▶ **Exercise goal**: Exclude the images and repeat all remaining entries exactly.

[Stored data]
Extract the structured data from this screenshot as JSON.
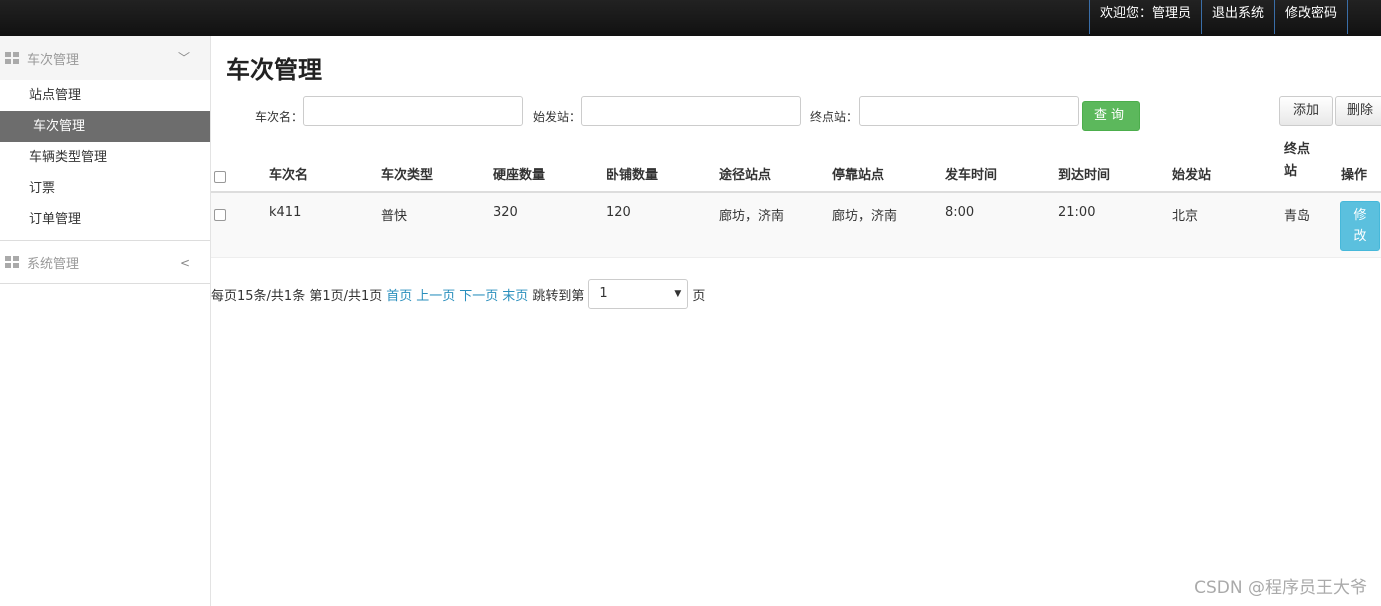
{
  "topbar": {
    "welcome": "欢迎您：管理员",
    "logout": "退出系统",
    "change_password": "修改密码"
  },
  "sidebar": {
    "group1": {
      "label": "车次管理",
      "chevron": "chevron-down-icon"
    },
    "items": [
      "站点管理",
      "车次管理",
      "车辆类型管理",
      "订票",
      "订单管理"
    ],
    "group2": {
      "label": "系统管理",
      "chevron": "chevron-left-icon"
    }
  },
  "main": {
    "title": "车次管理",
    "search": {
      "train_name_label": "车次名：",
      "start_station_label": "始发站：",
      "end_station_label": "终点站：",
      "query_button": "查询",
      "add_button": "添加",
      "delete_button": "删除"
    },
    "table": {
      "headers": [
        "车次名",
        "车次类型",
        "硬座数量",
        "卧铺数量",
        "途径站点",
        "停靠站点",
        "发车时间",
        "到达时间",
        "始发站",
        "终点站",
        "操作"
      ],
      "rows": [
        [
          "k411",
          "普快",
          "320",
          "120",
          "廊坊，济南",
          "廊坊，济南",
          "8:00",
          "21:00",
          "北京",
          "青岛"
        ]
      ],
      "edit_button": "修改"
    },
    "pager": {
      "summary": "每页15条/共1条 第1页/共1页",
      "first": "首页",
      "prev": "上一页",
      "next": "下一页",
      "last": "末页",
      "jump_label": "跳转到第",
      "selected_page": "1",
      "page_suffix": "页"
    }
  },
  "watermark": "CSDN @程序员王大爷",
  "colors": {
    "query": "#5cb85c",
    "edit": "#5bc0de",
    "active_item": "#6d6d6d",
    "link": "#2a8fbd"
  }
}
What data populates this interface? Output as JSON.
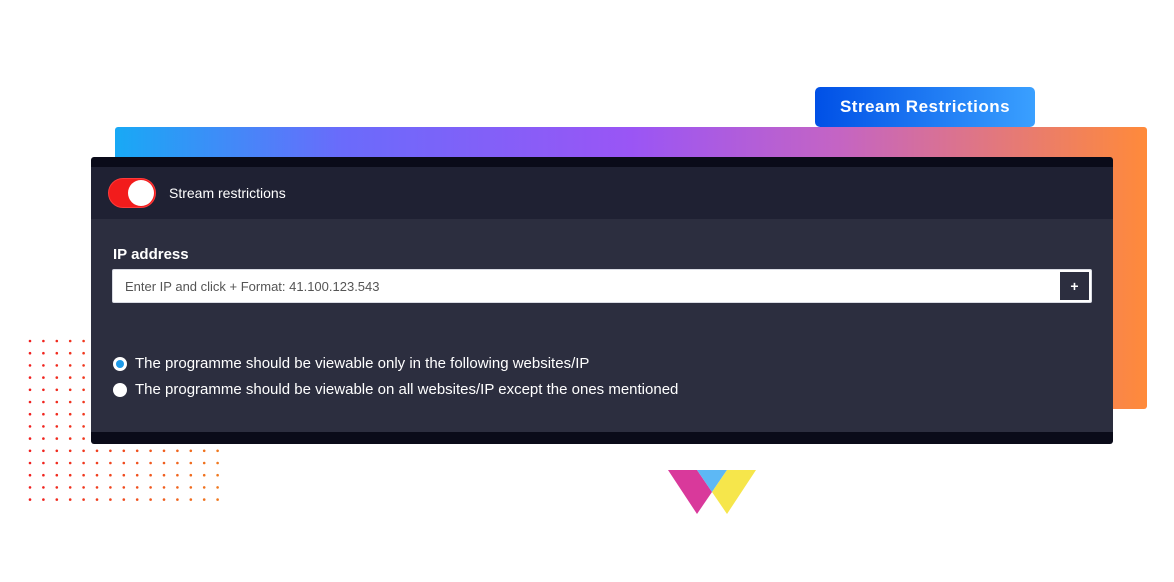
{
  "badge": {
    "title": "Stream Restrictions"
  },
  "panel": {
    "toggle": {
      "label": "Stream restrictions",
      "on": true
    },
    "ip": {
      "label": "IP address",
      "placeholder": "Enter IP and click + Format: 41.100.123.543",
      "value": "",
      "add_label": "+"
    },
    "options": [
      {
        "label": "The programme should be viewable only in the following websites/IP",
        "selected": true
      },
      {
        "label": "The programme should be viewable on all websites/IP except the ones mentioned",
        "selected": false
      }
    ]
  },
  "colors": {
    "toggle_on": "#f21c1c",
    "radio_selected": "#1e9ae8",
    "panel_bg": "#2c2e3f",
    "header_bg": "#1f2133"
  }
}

▶ **The completed task**:
Extract the structured data from this screenshot as JSON.
{
  "topbar": {
    "welcome": "欢迎您：管理员",
    "logout": "退出系统",
    "change_password": "修改密码"
  },
  "sidebar": {
    "group1": {
      "label": "车次管理",
      "chevron": "chevron-down-icon"
    },
    "items": [
      "站点管理",
      "车次管理",
      "车辆类型管理",
      "订票",
      "订单管理"
    ],
    "group2": {
      "label": "系统管理",
      "chevron": "chevron-left-icon"
    }
  },
  "main": {
    "title": "车次管理",
    "search": {
      "train_name_label": "车次名：",
      "start_station_label": "始发站：",
      "end_station_label": "终点站：",
      "query_button": "查询",
      "add_button": "添加",
      "delete_button": "删除"
    },
    "table": {
      "headers": [
        "车次名",
        "车次类型",
        "硬座数量",
        "卧铺数量",
        "途径站点",
        "停靠站点",
        "发车时间",
        "到达时间",
        "始发站",
        "终点站",
        "操作"
      ],
      "rows": [
        [
          "k411",
          "普快",
          "320",
          "120",
          "廊坊，济南",
          "廊坊，济南",
          "8:00",
          "21:00",
          "北京",
          "青岛"
        ]
      ],
      "edit_button": "修改"
    },
    "pager": {
      "summary": "每页15条/共1条 第1页/共1页",
      "first": "首页",
      "prev": "上一页",
      "next": "下一页",
      "last": "末页",
      "jump_label": "跳转到第",
      "selected_page": "1",
      "page_suffix": "页"
    }
  },
  "watermark": "CSDN @程序员王大爷",
  "colors": {
    "query": "#5cb85c",
    "edit": "#5bc0de",
    "active_item": "#6d6d6d",
    "link": "#2a8fbd"
  }
}
What data populates this interface? Output as JSON.
{
  "badge": {
    "title": "Stream Restrictions"
  },
  "panel": {
    "toggle": {
      "label": "Stream restrictions",
      "on": true
    },
    "ip": {
      "label": "IP address",
      "placeholder": "Enter IP and click + Format: 41.100.123.543",
      "value": "",
      "add_label": "+"
    },
    "options": [
      {
        "label": "The programme should be viewable only in the following websites/IP",
        "selected": true
      },
      {
        "label": "The programme should be viewable on all websites/IP except the ones mentioned",
        "selected": false
      }
    ]
  },
  "colors": {
    "toggle_on": "#f21c1c",
    "radio_selected": "#1e9ae8",
    "panel_bg": "#2c2e3f",
    "header_bg": "#1f2133"
  }
}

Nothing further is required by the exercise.